---------- Records to use

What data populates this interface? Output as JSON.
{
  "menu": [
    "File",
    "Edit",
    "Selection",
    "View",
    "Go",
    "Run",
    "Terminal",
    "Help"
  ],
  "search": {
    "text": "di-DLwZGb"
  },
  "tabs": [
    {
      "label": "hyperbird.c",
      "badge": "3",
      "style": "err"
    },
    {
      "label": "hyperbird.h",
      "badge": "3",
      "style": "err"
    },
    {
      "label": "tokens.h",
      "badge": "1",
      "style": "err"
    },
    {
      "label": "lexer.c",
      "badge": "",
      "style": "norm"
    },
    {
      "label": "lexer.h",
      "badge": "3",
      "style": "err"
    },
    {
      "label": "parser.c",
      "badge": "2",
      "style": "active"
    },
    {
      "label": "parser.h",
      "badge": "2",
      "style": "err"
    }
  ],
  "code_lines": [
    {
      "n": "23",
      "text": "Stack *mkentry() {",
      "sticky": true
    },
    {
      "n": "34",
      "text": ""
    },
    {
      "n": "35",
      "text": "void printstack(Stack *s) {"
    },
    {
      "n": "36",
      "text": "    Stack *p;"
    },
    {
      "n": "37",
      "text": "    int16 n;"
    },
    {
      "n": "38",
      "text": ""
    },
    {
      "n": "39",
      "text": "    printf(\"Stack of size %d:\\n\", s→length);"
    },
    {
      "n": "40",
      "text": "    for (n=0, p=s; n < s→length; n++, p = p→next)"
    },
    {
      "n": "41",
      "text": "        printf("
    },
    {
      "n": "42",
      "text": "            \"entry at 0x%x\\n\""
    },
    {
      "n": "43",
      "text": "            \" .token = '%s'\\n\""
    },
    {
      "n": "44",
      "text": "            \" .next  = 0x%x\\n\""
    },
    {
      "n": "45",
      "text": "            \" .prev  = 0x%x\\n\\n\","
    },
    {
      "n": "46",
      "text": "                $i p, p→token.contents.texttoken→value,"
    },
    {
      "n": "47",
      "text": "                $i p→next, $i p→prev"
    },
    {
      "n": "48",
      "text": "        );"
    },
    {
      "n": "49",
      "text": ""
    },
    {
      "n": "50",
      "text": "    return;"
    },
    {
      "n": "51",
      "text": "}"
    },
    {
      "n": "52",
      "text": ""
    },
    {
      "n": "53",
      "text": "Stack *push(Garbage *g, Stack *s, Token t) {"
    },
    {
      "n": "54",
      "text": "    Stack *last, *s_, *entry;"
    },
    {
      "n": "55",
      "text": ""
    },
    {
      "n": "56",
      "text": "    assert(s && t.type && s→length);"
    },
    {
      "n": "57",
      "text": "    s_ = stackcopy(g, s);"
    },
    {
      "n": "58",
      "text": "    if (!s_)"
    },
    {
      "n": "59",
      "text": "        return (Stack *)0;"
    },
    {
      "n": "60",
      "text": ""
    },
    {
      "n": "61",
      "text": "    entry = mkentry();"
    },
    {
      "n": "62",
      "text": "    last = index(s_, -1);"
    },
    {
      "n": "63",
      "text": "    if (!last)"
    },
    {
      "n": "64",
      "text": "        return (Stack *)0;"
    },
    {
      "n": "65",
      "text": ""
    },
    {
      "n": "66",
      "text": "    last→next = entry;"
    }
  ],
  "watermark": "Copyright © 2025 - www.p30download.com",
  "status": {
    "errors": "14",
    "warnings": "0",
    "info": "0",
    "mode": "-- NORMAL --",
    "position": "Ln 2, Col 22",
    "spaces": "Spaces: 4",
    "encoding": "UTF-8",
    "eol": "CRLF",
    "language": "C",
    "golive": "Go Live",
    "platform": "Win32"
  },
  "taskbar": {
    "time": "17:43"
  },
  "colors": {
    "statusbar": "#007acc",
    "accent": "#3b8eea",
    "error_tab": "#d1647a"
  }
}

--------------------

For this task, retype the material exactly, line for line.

### [Exercise output]
What data populates this interface? Output as JSON.
{
  "menu": [
    "File",
    "Edit",
    "Selection",
    "View",
    "Go",
    "Run",
    "Terminal",
    "Help"
  ],
  "search": {
    "text": "di-DLwZGb"
  },
  "tabs": [
    {
      "label": "hyperbird.c",
      "badge": "3",
      "style": "err"
    },
    {
      "label": "hyperbird.h",
      "badge": "3",
      "style": "err"
    },
    {
      "label": "tokens.h",
      "badge": "1",
      "style": "err"
    },
    {
      "label": "lexer.c",
      "badge": "",
      "style": "norm"
    },
    {
      "label": "lexer.h",
      "badge": "3",
      "style": "err"
    },
    {
      "label": "parser.c",
      "badge": "2",
      "style": "active"
    },
    {
      "label": "parser.h",
      "badge": "2",
      "style": "err"
    }
  ],
  "code_lines": [
    {
      "n": "23",
      "text": "Stack *mkentry() {",
      "sticky": true
    },
    {
      "n": "34",
      "text": ""
    },
    {
      "n": "35",
      "text": "void printstack(Stack *s) {"
    },
    {
      "n": "36",
      "text": "    Stack *p;"
    },
    {
      "n": "37",
      "text": "    int16 n;"
    },
    {
      "n": "38",
      "text": ""
    },
    {
      "n": "39",
      "text": "    printf(\"Stack of size %d:\\n\", s→length);"
    },
    {
      "n": "40",
      "text": "    for (n=0, p=s; n < s→length; n++, p = p→next)"
    },
    {
      "n": "41",
      "text": "        printf("
    },
    {
      "n": "42",
      "text": "            \"entry at 0x%x\\n\""
    },
    {
      "n": "43",
      "text": "            \" .token = '%s'\\n\""
    },
    {
      "n": "44",
      "text": "            \" .next  = 0x%x\\n\""
    },
    {
      "n": "45",
      "text": "            \" .prev  = 0x%x\\n\\n\","
    },
    {
      "n": "46",
      "text": "                $i p, p→token.contents.texttoken→value,"
    },
    {
      "n": "47",
      "text": "                $i p→next, $i p→prev"
    },
    {
      "n": "48",
      "text": "        );"
    },
    {
      "n": "49",
      "text": ""
    },
    {
      "n": "50",
      "text": "    return;"
    },
    {
      "n": "51",
      "text": "}"
    },
    {
      "n": "52",
      "text": ""
    },
    {
      "n": "53",
      "text": "Stack *push(Garbage *g, Stack *s, Token t) {"
    },
    {
      "n": "54",
      "text": "    Stack *last, *s_, *entry;"
    },
    {
      "n": "55",
      "text": ""
    },
    {
      "n": "56",
      "text": "    assert(s && t.type && s→length);"
    },
    {
      "n": "57",
      "text": "    s_ = stackcopy(g, s);"
    },
    {
      "n": "58",
      "text": "    if (!s_)"
    },
    {
      "n": "59",
      "text": "        return (Stack *)0;"
    },
    {
      "n": "60",
      "text": ""
    },
    {
      "n": "61",
      "text": "    entry = mkentry();"
    },
    {
      "n": "62",
      "text": "    last = index(s_, -1);"
    },
    {
      "n": "63",
      "text": "    if (!last)"
    },
    {
      "n": "64",
      "text": "        return (Stack *)0;"
    },
    {
      "n": "65",
      "text": ""
    },
    {
      "n": "66",
      "text": "    last→next = entry;"
    }
  ],
  "watermark": "Copyright © 2025 - www.p30download.com",
  "status": {
    "errors": "14",
    "warnings": "0",
    "info": "0",
    "mode": "-- NORMAL --",
    "position": "Ln 2, Col 22",
    "spaces": "Spaces: 4",
    "encoding": "UTF-8",
    "eol": "CRLF",
    "language": "C",
    "golive": "Go Live",
    "platform": "Win32"
  },
  "taskbar": {
    "time": "17:43"
  },
  "colors": {
    "statusbar": "#007acc",
    "accent": "#3b8eea",
    "error_tab": "#d1647a"
  }
}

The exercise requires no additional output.